There are many compelling views from both sides of the phonics debate. Some researchers and academics such as Sue Lyle, Andrew Davis and Michael Rosen object to a solely phonics based approach. Lyle (2014) believes that reading and understanding words in context is more important to children’s learning than learning the pronunciation. Davis appreciates some of the key arguments in favour of the phonics method but disagrees with it as a sole method.  He states, similar to Lyle, that he is against the “imposition of text decoding outside of ‘real’ reading contexts” (Davis, 2013, pg. 14). He also has a chapter dedicated to the statement “letter sounds and decoding is not reading” (Davis, 2013, pg. 19) again giving weight to the idea that there are other important aspects of reading aside from phonemic spelling. Michael Rosen’s (2013) blog which also follows the opinions of Lyle and Davis in the idea that phonics is not truly reading.

In his report, that is one of the key studies that led to the implementation of phonics teaching , Sir Jim Rose (2006) suggested that the older methods risked “paying insufficient attention to the critical skills of word recognition” (Rose,2006, pg. 36). The phonics method provides a set outline of how to teach a large class all at once rather than a teacher having to attempt one to one reading with 30 children which is a somewhat daunting task. The phonics approach is also quantifiable, as mentioned above, and there is currently a test in place that tracks a child’s understanding of phonics.
So in the UK, currently the phonics approach is prevailing. What are your thoughts and experiences of learning to read and write? Although it may be an easier way to teach a full class in a measurable way, is phonics truly learning to read?

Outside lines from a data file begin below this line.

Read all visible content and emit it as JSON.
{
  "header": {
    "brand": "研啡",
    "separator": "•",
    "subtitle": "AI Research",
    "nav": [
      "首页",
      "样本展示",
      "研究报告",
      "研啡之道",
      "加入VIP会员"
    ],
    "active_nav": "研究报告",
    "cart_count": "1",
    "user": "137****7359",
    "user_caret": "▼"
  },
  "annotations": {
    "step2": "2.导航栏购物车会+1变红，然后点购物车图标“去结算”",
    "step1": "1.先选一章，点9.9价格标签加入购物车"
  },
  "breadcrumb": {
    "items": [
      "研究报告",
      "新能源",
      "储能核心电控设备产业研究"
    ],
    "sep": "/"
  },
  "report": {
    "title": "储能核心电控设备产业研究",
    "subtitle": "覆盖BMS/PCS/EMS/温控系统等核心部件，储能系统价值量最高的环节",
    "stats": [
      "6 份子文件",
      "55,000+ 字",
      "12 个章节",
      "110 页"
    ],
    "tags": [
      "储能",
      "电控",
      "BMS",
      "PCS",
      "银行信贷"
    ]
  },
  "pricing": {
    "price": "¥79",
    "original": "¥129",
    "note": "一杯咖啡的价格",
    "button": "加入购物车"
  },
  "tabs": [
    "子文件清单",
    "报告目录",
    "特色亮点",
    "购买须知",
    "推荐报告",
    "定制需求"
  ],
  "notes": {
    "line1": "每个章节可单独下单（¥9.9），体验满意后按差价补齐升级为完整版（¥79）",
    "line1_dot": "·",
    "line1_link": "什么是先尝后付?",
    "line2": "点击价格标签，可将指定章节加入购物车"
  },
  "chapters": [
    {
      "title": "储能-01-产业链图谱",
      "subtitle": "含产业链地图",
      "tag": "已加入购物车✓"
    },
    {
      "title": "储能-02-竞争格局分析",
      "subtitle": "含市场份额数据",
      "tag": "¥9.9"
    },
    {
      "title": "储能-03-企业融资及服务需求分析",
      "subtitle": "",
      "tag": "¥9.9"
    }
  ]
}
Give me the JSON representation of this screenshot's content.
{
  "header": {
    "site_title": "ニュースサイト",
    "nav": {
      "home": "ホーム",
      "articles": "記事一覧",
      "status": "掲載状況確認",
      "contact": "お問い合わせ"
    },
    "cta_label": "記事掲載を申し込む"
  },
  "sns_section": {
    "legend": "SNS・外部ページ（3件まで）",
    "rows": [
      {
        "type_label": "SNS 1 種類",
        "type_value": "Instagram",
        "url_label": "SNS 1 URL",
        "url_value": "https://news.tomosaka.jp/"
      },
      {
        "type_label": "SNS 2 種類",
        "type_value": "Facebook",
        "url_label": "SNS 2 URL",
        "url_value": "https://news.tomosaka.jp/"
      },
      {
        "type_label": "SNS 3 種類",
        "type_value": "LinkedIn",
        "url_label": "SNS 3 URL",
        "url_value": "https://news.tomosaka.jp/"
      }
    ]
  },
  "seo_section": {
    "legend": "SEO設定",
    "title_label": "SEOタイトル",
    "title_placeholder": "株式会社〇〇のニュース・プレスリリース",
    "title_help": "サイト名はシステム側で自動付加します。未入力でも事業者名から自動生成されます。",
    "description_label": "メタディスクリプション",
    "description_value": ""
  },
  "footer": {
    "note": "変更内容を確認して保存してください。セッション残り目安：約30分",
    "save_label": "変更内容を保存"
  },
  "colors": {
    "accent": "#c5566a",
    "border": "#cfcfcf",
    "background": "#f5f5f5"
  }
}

LUKE EDWARDS, English Language undergraduate, University of Chester, UK


Davis, A. (2013). To read or not to read: decoding Synthetic Phonics

Dyslexia Reading Well. ‘The 44 Phonemes in English’.

Johnston, R and Watson, J. (2014). Teaching synthetic phonics in primary schools. London: Sage Publications Ltd.

Lyle, S. (2014). The limits of phonics teaching. School Leadership Today 5 (5), 68-74.

Rose, J. (2006). Independent Review of the Teaching of Early Reading: Final Report 

Rosen, M. (2013) Phonics: a summary of my views. Michael Rosen